DG: On a similar note, talk about your love of baseball.

JB: Truthfully, I’m a Royals fan, which means I hate baseball. I’m mostly kidding, but my KC brethren will understand why pre-season football is vastly more inspiring than September baseball (at least in Kansas City). If you’re asking why I still pretend to love baseball, talk baseball, write about baseball, and make graphics and charts about baseball, it has to be that one of my first memories was my Dad giving me a 1985 Royals World Series jacket. Blue, shiny, and with those stretchy cuffs and waist like used to be cool in the 80s. I remember going to see Bo Jackson (he broke a bat on his knee, HOW TOUGH!), and George Brett. Things get hazy from there, and hey, the Royals are back!
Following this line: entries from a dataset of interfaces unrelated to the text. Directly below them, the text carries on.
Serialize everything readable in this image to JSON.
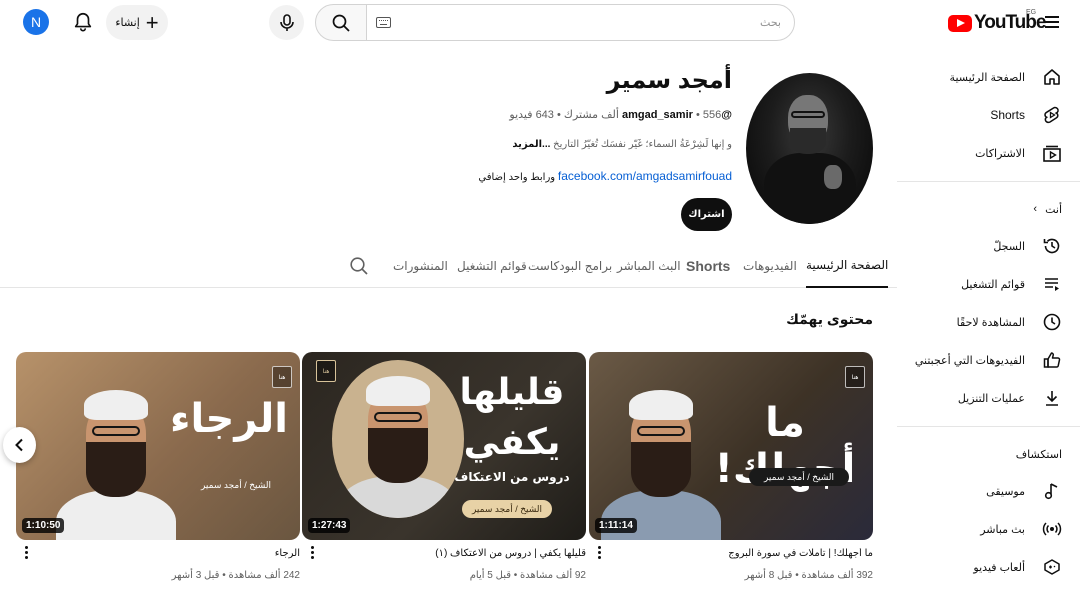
{
  "header": {
    "avatar_letter": "N",
    "create_label": "إنشاء",
    "search_placeholder": "بحث",
    "logo_text": "YouTube",
    "country_code": "EG"
  },
  "sidebar": {
    "main": [
      {
        "label": "الصفحة الرئيسية",
        "icon": "home-icon"
      },
      {
        "label": "Shorts",
        "icon": "shorts-icon"
      },
      {
        "label": "الاشتراكات",
        "icon": "subscriptions-icon"
      }
    ],
    "you_heading": "أنت",
    "you": [
      {
        "label": "السجلّ",
        "icon": "history-icon"
      },
      {
        "label": "قوائم التشغيل",
        "icon": "playlists-icon"
      },
      {
        "label": "المشاهدة لاحقًا",
        "icon": "watch-later-icon"
      },
      {
        "label": "الفيديوهات التي أعجبتني",
        "icon": "like-icon"
      },
      {
        "label": "عمليات التنزيل",
        "icon": "download-icon"
      }
    ],
    "explore_heading": "استكشاف",
    "explore": [
      {
        "label": "موسيقى",
        "icon": "music-icon"
      },
      {
        "label": "بث مباشر",
        "icon": "live-icon"
      },
      {
        "label": "ألعاب فيديو",
        "icon": "gaming-icon"
      }
    ]
  },
  "channel": {
    "name": "أمجد سمير",
    "handle": "@amgad_samir",
    "subscribers": "556 ألف مشترك",
    "videos_count": "643 فيديو",
    "description": "و إنها لَشِرْعَةُ السماء؛ غَيّر نفسَك تُغيّرُ التاريخ",
    "more_label": "...المزيد",
    "link_text": "facebook.com/amgadsamirfouad",
    "extra_links": "ورابط واحد إضافي",
    "subscribe_label": "اشتراك"
  },
  "tabs": [
    {
      "label": "الصفحة الرئيسية",
      "active": true
    },
    {
      "label": "الفيديوهات",
      "active": false
    },
    {
      "label": "Shorts",
      "active": false
    },
    {
      "label": "البث المباشر",
      "active": false
    },
    {
      "label": "برامج البودكاست",
      "active": false
    },
    {
      "label": "قوائم التشغيل",
      "active": false
    },
    {
      "label": "المنشورات",
      "active": false
    }
  ],
  "section": {
    "title": "محتوى يهمّك"
  },
  "videos": [
    {
      "thumb_text": "ما أجهلك!",
      "thumb_ribbon": "الشيخ / أمجد سمير",
      "duration": "1:11:14",
      "title": "ما أجهلك! | تأملات في سورة البروج",
      "meta": "392 ألف مشاهدة • قبل 8 أشهر"
    },
    {
      "thumb_text_1": "قليلها",
      "thumb_text_2": "يكفي",
      "thumb_sub": "دروس من الاعتكاف",
      "thumb_ribbon": "الشيخ / أمجد سمير",
      "duration": "1:27:43",
      "title": "قليلها يكفي | دروس من الاعتكاف (١)",
      "meta": "92 ألف مشاهدة • قبل 5 أيام"
    },
    {
      "thumb_text": "الرجاء",
      "thumb_ribbon": "الشيخ / أمجد سمير",
      "duration": "1:10:50",
      "title": "الرجاء",
      "meta": "242 ألف مشاهدة • قبل 3 أشهر"
    }
  ],
  "thumb_badge": "هنا"
}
Man I love/hate baseball so much.

DG: Who are some writers and other baseball people who have had a big inspiration on you? Discuss with us your motivation for this type of work as well.

JB: I love Joe Posnanski and Rany Jazayerli, both of which can write their hearts out and make grown men cry, especially Pos. What I learned from each is that there’s nothing wrong with being an optimist or being nice when you’re writing about sports, and that’s such a contrast to the overwhelming, undying snark made popular by FJM (which I loved, btw). I just think humor should be left to those that are good at it, and there are so few people that are actually good at it. I really like writers and announcers that can be both enthusiastic, informed, and analytically savvy at the same time. Jeff Passan (now at Yahoo Sports) is one of those people.
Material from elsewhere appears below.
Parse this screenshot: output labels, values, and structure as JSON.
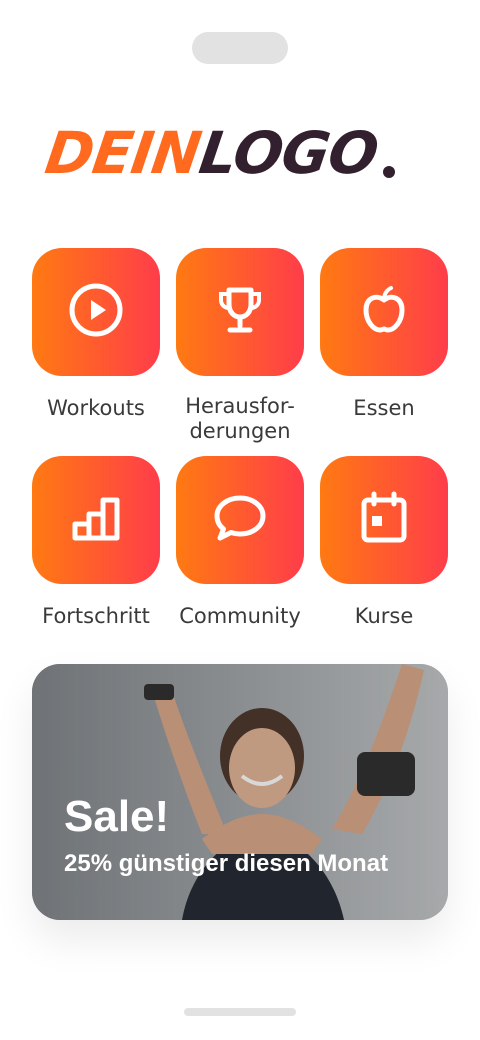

DG: Talk about your pre-BtB era and what eventually prompted the idea to write for Beyond the Box Score.

JB: I kinda answered it above, I think. It started as a joke, a way to try humor (note my previous comment about leaving it to those that are good at it) and see if we could get any traction. Sky liked it and brought me in and frankly, I loved the attention. So I kept making baseball graphs.
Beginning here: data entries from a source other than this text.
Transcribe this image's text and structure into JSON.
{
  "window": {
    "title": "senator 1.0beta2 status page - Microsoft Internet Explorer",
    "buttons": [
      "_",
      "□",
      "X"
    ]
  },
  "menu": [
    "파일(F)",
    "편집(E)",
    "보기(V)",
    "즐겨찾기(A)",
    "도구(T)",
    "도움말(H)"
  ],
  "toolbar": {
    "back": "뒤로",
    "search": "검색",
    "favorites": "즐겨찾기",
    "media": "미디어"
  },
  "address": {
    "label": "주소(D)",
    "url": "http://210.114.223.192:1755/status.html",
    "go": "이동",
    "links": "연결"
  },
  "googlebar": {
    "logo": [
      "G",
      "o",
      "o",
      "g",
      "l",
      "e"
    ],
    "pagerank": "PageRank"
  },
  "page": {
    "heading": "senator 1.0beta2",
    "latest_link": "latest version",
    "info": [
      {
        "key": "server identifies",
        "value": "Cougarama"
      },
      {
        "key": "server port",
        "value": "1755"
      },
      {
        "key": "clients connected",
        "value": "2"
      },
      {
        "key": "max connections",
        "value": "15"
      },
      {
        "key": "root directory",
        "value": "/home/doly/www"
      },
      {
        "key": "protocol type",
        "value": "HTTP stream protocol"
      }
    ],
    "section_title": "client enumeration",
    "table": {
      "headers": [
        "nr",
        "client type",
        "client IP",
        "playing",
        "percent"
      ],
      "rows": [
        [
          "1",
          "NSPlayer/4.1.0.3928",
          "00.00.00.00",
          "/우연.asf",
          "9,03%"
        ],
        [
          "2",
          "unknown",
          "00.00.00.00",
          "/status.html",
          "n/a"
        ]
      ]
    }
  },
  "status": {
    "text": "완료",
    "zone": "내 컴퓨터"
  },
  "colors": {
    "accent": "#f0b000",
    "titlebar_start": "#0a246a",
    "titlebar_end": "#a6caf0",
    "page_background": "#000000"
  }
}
DG: Being the manager of Beyond the Box Score, talk about what you expect from your writers along with the work you expect to be featured daily on our great site.

JB: Expectations are a funny thing, especially when it comes to a blogger format like we have. The hardest part of my job is asking you guys to contribute more without handing you cash. It’s the way things work, though, and there are a lot of opportunities available to those that take that platform and do something with it. If you want specifics, I expect my writers to read, write, live, and love baseball – and be able to relate that love through an analytical, sabermetric lens to a larger audience.

DG: What are some of the mutual goals among BtB writers and yourself. What can readers expect from this site going forward?

JB: Goals: "Get famous, get jobs, get paid." BTB is an amazing talent pool and I fully expect to see you guys with national gigs. Readers can expect an ongoing sabermetric approach to analyzing baseball.

DG: Being such a busy guy, how in the world do you have time to write for one of the best Saber sites in the blogosphere?

JB: I really don’t have time, actually. I just sleep less. Yes, it pisses off my wife. I always noticed the luckiest people also tend to be the hardest working, and I want to be lucky. In baseball terms, I want as many Plate Appearances as possible. Maybe I’ll get a hit or two?

DG: What are your goals and expectations? Where do you plan to be in 5 years, Justin?

JB: My goals are amorphous and change based on available data and known opportunities, but I really love managing web sites, mentoring writers, marketing and web strategy, and of course supplementing that with graphic design stuff. In 5 years I’d like to be running/Editor-in-Chief’ing at a major, several-million-hits-per-month site. I love this stuff and I think I’m good at it.

DG: Last question. Talk about some of your favorite baseball memories dating back to the time you are a kid and now where you are.

JB: I once called a Ross Gload home run. You know as well as I do how dumb and how unlikely the one-in-a-thousand chance of calling a home run is. Well, with Gload it was like one-in-a-million. That was pretty cool.

DG: Thanks Justin for doing this interview. It's a pleasure to write for the site you do such a great job running.

JB: Thank you, Gersh. Mind getting to work on that podcast?